Please retype the whole listing so that it matches the original exactly.

═══

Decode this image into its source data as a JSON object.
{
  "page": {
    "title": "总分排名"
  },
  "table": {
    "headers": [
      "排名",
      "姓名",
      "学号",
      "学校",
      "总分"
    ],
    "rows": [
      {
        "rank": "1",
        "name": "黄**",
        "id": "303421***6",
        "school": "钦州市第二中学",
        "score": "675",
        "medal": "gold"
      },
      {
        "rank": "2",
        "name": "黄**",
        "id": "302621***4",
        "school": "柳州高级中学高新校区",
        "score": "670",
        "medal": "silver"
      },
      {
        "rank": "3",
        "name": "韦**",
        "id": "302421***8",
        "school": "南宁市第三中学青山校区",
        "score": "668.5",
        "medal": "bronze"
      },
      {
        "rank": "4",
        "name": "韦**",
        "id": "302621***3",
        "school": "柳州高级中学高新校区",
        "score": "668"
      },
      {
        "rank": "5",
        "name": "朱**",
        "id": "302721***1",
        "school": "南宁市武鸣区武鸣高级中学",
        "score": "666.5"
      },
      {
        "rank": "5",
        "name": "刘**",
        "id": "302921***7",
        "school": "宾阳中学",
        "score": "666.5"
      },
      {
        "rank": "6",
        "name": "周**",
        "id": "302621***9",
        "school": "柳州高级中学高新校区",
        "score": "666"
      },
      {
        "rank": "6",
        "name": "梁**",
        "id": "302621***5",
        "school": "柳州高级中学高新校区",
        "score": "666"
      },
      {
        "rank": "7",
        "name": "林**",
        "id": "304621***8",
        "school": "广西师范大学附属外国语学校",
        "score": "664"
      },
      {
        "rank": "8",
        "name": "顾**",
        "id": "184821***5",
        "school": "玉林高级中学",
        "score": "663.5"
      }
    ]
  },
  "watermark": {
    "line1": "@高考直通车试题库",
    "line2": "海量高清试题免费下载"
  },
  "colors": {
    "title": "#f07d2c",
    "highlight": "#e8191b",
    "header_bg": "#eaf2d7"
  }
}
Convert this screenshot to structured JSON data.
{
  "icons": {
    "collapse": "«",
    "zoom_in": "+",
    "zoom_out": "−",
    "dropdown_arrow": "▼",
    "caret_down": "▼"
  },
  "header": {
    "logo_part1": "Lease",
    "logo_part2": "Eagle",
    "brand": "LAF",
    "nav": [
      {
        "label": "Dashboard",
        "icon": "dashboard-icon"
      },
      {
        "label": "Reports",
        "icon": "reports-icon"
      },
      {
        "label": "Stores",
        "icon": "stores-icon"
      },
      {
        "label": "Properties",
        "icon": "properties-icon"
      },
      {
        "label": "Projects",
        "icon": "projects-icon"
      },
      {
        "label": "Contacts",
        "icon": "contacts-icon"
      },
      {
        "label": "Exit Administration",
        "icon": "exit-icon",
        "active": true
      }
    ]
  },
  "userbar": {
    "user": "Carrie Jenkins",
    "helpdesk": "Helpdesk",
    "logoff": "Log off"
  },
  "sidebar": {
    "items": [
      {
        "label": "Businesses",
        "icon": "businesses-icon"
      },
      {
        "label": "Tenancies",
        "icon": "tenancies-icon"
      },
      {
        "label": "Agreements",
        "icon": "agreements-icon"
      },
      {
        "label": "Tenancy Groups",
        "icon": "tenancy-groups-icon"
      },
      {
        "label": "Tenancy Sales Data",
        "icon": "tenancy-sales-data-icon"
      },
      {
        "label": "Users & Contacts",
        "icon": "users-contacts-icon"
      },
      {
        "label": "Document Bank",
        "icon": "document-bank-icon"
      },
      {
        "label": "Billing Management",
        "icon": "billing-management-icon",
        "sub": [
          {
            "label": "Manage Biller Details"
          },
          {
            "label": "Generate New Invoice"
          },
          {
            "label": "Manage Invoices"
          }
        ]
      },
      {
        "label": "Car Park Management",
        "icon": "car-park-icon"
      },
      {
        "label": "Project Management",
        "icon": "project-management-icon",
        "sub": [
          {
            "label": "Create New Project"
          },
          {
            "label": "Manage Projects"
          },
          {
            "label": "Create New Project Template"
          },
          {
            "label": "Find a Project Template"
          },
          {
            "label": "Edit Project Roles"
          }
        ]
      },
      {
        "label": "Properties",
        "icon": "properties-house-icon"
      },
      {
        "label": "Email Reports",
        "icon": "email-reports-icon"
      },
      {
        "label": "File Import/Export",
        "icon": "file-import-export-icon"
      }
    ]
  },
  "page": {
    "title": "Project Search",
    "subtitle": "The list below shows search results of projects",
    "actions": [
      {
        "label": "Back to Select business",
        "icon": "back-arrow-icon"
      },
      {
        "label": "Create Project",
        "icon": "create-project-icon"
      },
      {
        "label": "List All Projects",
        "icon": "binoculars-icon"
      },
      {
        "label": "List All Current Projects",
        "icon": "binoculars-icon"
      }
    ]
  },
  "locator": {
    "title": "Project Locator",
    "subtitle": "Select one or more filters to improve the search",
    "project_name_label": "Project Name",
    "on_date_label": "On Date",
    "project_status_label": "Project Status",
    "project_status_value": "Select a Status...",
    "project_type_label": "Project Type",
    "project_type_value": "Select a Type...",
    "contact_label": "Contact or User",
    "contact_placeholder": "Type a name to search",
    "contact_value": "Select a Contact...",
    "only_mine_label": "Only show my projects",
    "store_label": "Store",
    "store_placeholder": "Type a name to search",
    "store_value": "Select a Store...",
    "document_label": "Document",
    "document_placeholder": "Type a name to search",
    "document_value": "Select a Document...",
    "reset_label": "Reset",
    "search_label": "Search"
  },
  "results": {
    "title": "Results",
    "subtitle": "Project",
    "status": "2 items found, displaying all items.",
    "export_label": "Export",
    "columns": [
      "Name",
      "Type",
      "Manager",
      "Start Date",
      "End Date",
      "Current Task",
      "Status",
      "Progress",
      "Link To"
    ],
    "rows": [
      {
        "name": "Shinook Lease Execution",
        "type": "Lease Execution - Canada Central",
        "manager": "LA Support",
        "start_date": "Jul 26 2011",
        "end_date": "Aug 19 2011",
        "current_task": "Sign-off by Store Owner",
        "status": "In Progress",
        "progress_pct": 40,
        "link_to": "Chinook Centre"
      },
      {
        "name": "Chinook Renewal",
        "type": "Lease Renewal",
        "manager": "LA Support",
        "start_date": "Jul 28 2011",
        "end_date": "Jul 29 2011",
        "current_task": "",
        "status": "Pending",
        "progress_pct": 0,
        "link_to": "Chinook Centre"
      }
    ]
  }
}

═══

Solved exercise |
Decode this image into its source data as a JSON object.
{
  "page": {
    "title": "总分排名"
  },
  "table": {
    "headers": [
      "排名",
      "姓名",
      "学号",
      "学校",
      "总分"
    ],
    "rows": [
      {
        "rank": "1",
        "name": "黄**",
        "id": "303421***6",
        "school": "钦州市第二中学",
        "score": "675",
        "medal": "gold"
      },
      {
        "rank": "2",
        "name": "黄**",
        "id": "302621***4",
        "school": "柳州高级中学高新校区",
        "score": "670",
        "medal": "silver"
      },
      {
        "rank": "3",
        "name": "韦**",
        "id": "302421***8",
        "school": "南宁市第三中学青山校区",
        "score": "668.5",
        "medal": "bronze"
      },
      {
        "rank": "4",
        "name": "韦**",
        "id": "302621***3",
        "school": "柳州高级中学高新校区",
        "score": "668"
      },
      {
        "rank": "5",
        "name": "朱**",
        "id": "302721***1",
        "school": "南宁市武鸣区武鸣高级中学",
        "score": "666.5"
      },
      {
        "rank": "5",
        "name": "刘**",
        "id": "302921***7",
        "school": "宾阳中学",
        "score": "666.5"
      },
      {
        "rank": "6",
        "name": "周**",
        "id": "302621***9",
        "school": "柳州高级中学高新校区",
        "score": "666"
      },
      {
        "rank": "6",
        "name": "梁**",
        "id": "302621***5",
        "school": "柳州高级中学高新校区",
        "score": "666"
      },
      {
        "rank": "7",
        "name": "林**",
        "id": "304621***8",
        "school": "广西师范大学附属外国语学校",
        "score": "664"
      },
      {
        "rank": "8",
        "name": "顾**",
        "id": "184821***5",
        "school": "玉林高级中学",
        "score": "663.5"
      }
    ]
  },
  "watermark": {
    "line1": "@高考直通车试题库",
    "line2": "海量高清试题免费下载"
  },
  "colors": {
    "title": "#f07d2c",
    "highlight": "#e8191b",
    "header_bg": "#eaf2d7"
  }
}
Convert this screenshot to structured JSON data.
{
  "icons": {
    "collapse": "«",
    "zoom_in": "+",
    "zoom_out": "−",
    "dropdown_arrow": "▼",
    "caret_down": "▼"
  },
  "header": {
    "logo_part1": "Lease",
    "logo_part2": "Eagle",
    "brand": "LAF",
    "nav": [
      {
        "label": "Dashboard",
        "icon": "dashboard-icon"
      },
      {
        "label": "Reports",
        "icon": "reports-icon"
      },
      {
        "label": "Stores",
        "icon": "stores-icon"
      },
      {
        "label": "Properties",
        "icon": "properties-icon"
      },
      {
        "label": "Projects",
        "icon": "projects-icon"
      },
      {
        "label": "Contacts",
        "icon": "contacts-icon"
      },
      {
        "label": "Exit Administration",
        "icon": "exit-icon",
        "active": true
      }
    ]
  },
  "userbar": {
    "user": "Carrie Jenkins",
    "helpdesk": "Helpdesk",
    "logoff": "Log off"
  },
  "sidebar": {
    "items": [
      {
        "label": "Businesses",
        "icon": "businesses-icon"
      },
      {
        "label": "Tenancies",
        "icon": "tenancies-icon"
      },
      {
        "label": "Agreements",
        "icon": "agreements-icon"
      },
      {
        "label": "Tenancy Groups",
        "icon": "tenancy-groups-icon"
      },
      {
        "label": "Tenancy Sales Data",
        "icon": "tenancy-sales-data-icon"
      },
      {
        "label": "Users & Contacts",
        "icon": "users-contacts-icon"
      },
      {
        "label": "Document Bank",
        "icon": "document-bank-icon"
      },
      {
        "label": "Billing Management",
        "icon": "billing-management-icon",
        "sub": [
          {
            "label": "Manage Biller Details"
          },
          {
            "label": "Generate New Invoice"
          },
          {
            "label": "Manage Invoices"
          }
        ]
      },
      {
        "label": "Car Park Management",
        "icon": "car-park-icon"
      },
      {
        "label": "Project Management",
        "icon": "project-management-icon",
        "sub": [
          {
            "label": "Create New Project"
          },
          {
            "label": "Manage Projects"
          },
          {
            "label": "Create New Project Template"
          },
          {
            "label": "Find a Project Template"
          },
          {
            "label": "Edit Project Roles"
          }
        ]
      },
      {
        "label": "Properties",
        "icon": "properties-house-icon"
      },
      {
        "label": "Email Reports",
        "icon": "email-reports-icon"
      },
      {
        "label": "File Import/Export",
        "icon": "file-import-export-icon"
      }
    ]
  },
  "page": {
    "title": "Project Search",
    "subtitle": "The list below shows search results of projects",
    "actions": [
      {
        "label": "Back to Select business",
        "icon": "back-arrow-icon"
      },
      {
        "label": "Create Project",
        "icon": "create-project-icon"
      },
      {
        "label": "List All Projects",
        "icon": "binoculars-icon"
      },
      {
        "label": "List All Current Projects",
        "icon": "binoculars-icon"
      }
    ]
  },
  "locator": {
    "title": "Project Locator",
    "subtitle": "Select one or more filters to improve the search",
    "project_name_label": "Project Name",
    "on_date_label": "On Date",
    "project_status_label": "Project Status",
    "project_status_value": "Select a Status...",
    "project_type_label": "Project Type",
    "project_type_value": "Select a Type...",
    "contact_label": "Contact or User",
    "contact_placeholder": "Type a name to search",
    "contact_value": "Select a Contact...",
    "only_mine_label": "Only show my projects",
    "store_label": "Store",
    "store_placeholder": "Type a name to search",
    "store_value": "Select a Store...",
    "document_label": "Document",
    "document_placeholder": "Type a name to search",
    "document_value": "Select a Document...",
    "reset_label": "Reset",
    "search_label": "Search"
  },
  "results": {
    "title": "Results",
    "subtitle": "Project",
    "status": "2 items found, displaying all items.",
    "export_label": "Export",
    "columns": [
      "Name",
      "Type",
      "Manager",
      "Start Date",
      "End Date",
      "Current Task",
      "Status",
      "Progress",
      "Link To"
    ],
    "rows": [
      {
        "name": "Shinook Lease Execution",
        "type": "Lease Execution - Canada Central",
        "manager": "LA Support",
        "start_date": "Jul 26 2011",
        "end_date": "Aug 19 2011",
        "current_task": "Sign-off by Store Owner",
        "status": "In Progress",
        "progress_pct": 40,
        "link_to": "Chinook Centre"
      },
      {
        "name": "Chinook Renewal",
        "type": "Lease Renewal",
        "manager": "LA Support",
        "start_date": "Jul 28 2011",
        "end_date": "Jul 29 2011",
        "current_task": "",
        "status": "Pending",
        "progress_pct": 0,
        "link_to": "Chinook Centre"
      }
    ]
  }
}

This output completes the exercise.